*** AVAILABLE DATA Section Begins ***

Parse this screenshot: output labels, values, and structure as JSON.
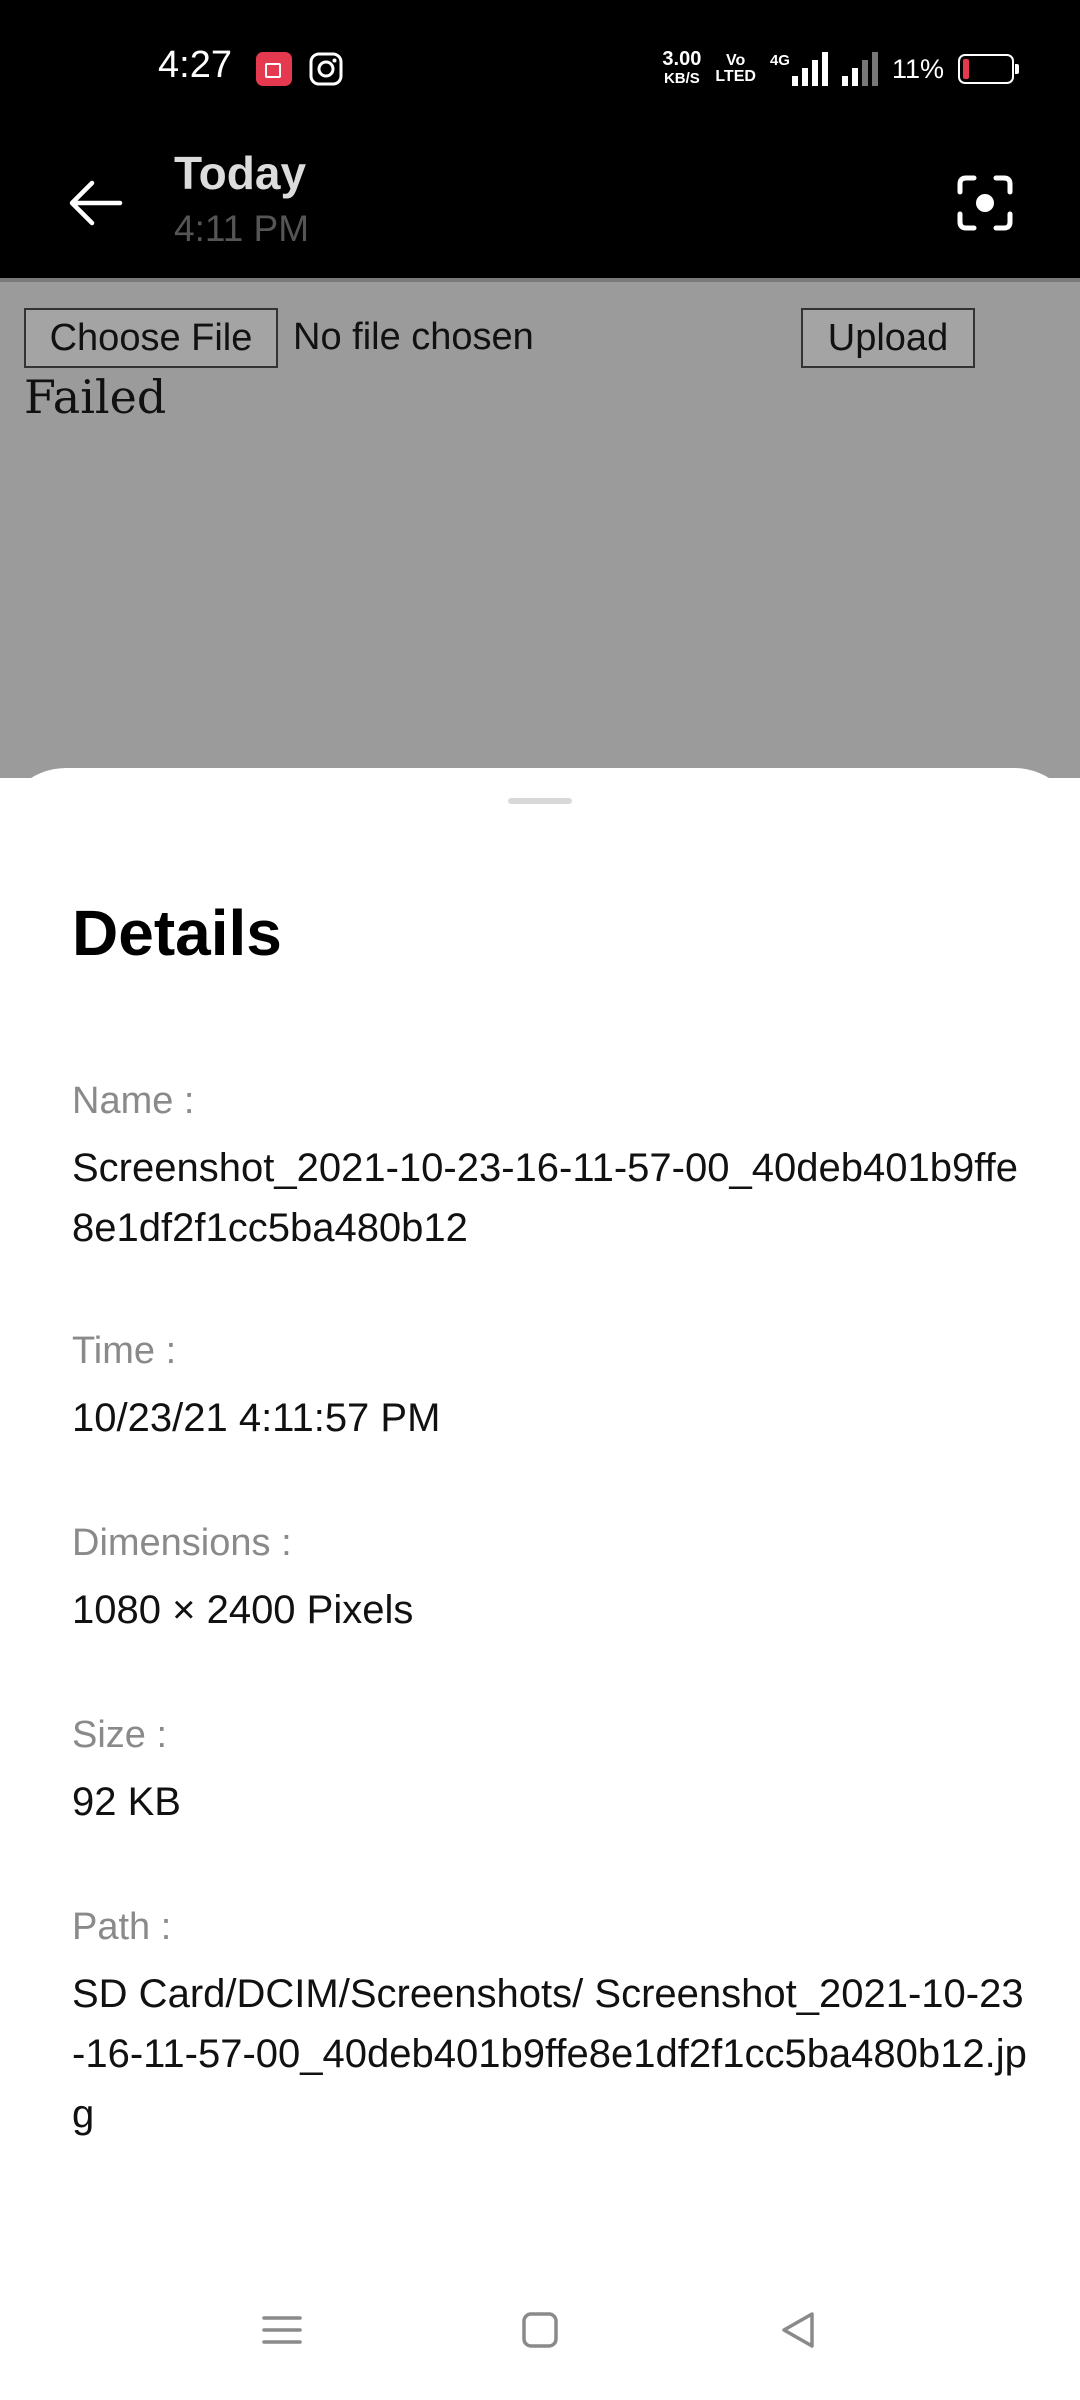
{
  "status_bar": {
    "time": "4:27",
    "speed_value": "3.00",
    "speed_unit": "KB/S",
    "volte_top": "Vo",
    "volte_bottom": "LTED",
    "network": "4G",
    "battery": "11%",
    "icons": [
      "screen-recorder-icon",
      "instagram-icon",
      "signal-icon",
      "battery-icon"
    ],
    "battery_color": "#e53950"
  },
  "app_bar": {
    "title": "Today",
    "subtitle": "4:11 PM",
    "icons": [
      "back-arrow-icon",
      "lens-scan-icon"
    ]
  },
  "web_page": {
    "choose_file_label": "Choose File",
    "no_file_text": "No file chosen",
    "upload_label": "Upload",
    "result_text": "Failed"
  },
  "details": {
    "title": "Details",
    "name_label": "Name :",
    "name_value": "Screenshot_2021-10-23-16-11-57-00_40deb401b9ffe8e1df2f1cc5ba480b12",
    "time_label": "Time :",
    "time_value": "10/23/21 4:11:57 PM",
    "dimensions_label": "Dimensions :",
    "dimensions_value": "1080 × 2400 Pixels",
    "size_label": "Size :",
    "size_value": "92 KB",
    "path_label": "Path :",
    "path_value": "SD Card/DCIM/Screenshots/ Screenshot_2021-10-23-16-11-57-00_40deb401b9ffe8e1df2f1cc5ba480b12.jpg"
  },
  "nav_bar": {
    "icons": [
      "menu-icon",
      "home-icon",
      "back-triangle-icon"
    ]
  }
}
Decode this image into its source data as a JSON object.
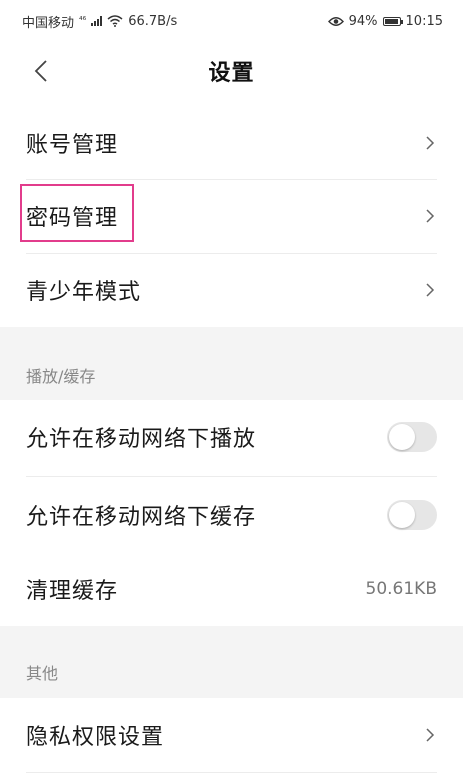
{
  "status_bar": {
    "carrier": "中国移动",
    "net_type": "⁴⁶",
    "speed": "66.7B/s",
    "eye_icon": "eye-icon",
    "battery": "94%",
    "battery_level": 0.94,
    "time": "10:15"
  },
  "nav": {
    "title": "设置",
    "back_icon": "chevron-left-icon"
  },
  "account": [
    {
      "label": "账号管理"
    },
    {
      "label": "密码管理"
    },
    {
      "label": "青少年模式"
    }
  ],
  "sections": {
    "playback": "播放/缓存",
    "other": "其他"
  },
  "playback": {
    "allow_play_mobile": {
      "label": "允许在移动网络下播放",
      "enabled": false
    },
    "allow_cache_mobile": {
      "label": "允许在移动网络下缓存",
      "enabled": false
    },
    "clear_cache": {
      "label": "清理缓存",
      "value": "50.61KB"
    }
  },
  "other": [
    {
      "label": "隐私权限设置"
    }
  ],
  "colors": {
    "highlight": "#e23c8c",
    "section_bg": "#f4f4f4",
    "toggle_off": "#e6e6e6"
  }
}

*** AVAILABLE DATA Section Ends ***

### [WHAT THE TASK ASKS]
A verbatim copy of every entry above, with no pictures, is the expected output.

### [WRITTEN ANSWER]
Parse this screenshot: output labels, values, and structure as JSON.
{
  "status_bar": {
    "time": "4:27",
    "speed_value": "3.00",
    "speed_unit": "KB/S",
    "volte_top": "Vo",
    "volte_bottom": "LTED",
    "network": "4G",
    "battery": "11%",
    "icons": [
      "screen-recorder-icon",
      "instagram-icon",
      "signal-icon",
      "battery-icon"
    ],
    "battery_color": "#e53950"
  },
  "app_bar": {
    "title": "Today",
    "subtitle": "4:11 PM",
    "icons": [
      "back-arrow-icon",
      "lens-scan-icon"
    ]
  },
  "web_page": {
    "choose_file_label": "Choose File",
    "no_file_text": "No file chosen",
    "upload_label": "Upload",
    "result_text": "Failed"
  },
  "details": {
    "title": "Details",
    "name_label": "Name :",
    "name_value": "Screenshot_2021-10-23-16-11-57-00_40deb401b9ffe8e1df2f1cc5ba480b12",
    "time_label": "Time :",
    "time_value": "10/23/21 4:11:57 PM",
    "dimensions_label": "Dimensions :",
    "dimensions_value": "1080 × 2400 Pixels",
    "size_label": "Size :",
    "size_value": "92 KB",
    "path_label": "Path :",
    "path_value": "SD Card/DCIM/Screenshots/ Screenshot_2021-10-23-16-11-57-00_40deb401b9ffe8e1df2f1cc5ba480b12.jpg"
  },
  "nav_bar": {
    "icons": [
      "menu-icon",
      "home-icon",
      "back-triangle-icon"
    ]
  }
}
Decode this image into its source data as a JSON object.
{
  "status_bar": {
    "carrier": "中国移动",
    "net_type": "⁴⁶",
    "speed": "66.7B/s",
    "eye_icon": "eye-icon",
    "battery": "94%",
    "battery_level": 0.94,
    "time": "10:15"
  },
  "nav": {
    "title": "设置",
    "back_icon": "chevron-left-icon"
  },
  "account": [
    {
      "label": "账号管理"
    },
    {
      "label": "密码管理"
    },
    {
      "label": "青少年模式"
    }
  ],
  "sections": {
    "playback": "播放/缓存",
    "other": "其他"
  },
  "playback": {
    "allow_play_mobile": {
      "label": "允许在移动网络下播放",
      "enabled": false
    },
    "allow_cache_mobile": {
      "label": "允许在移动网络下缓存",
      "enabled": false
    },
    "clear_cache": {
      "label": "清理缓存",
      "value": "50.61KB"
    }
  },
  "other": [
    {
      "label": "隐私权限设置"
    }
  ],
  "colors": {
    "highlight": "#e23c8c",
    "section_bg": "#f4f4f4",
    "toggle_off": "#e6e6e6"
  }
}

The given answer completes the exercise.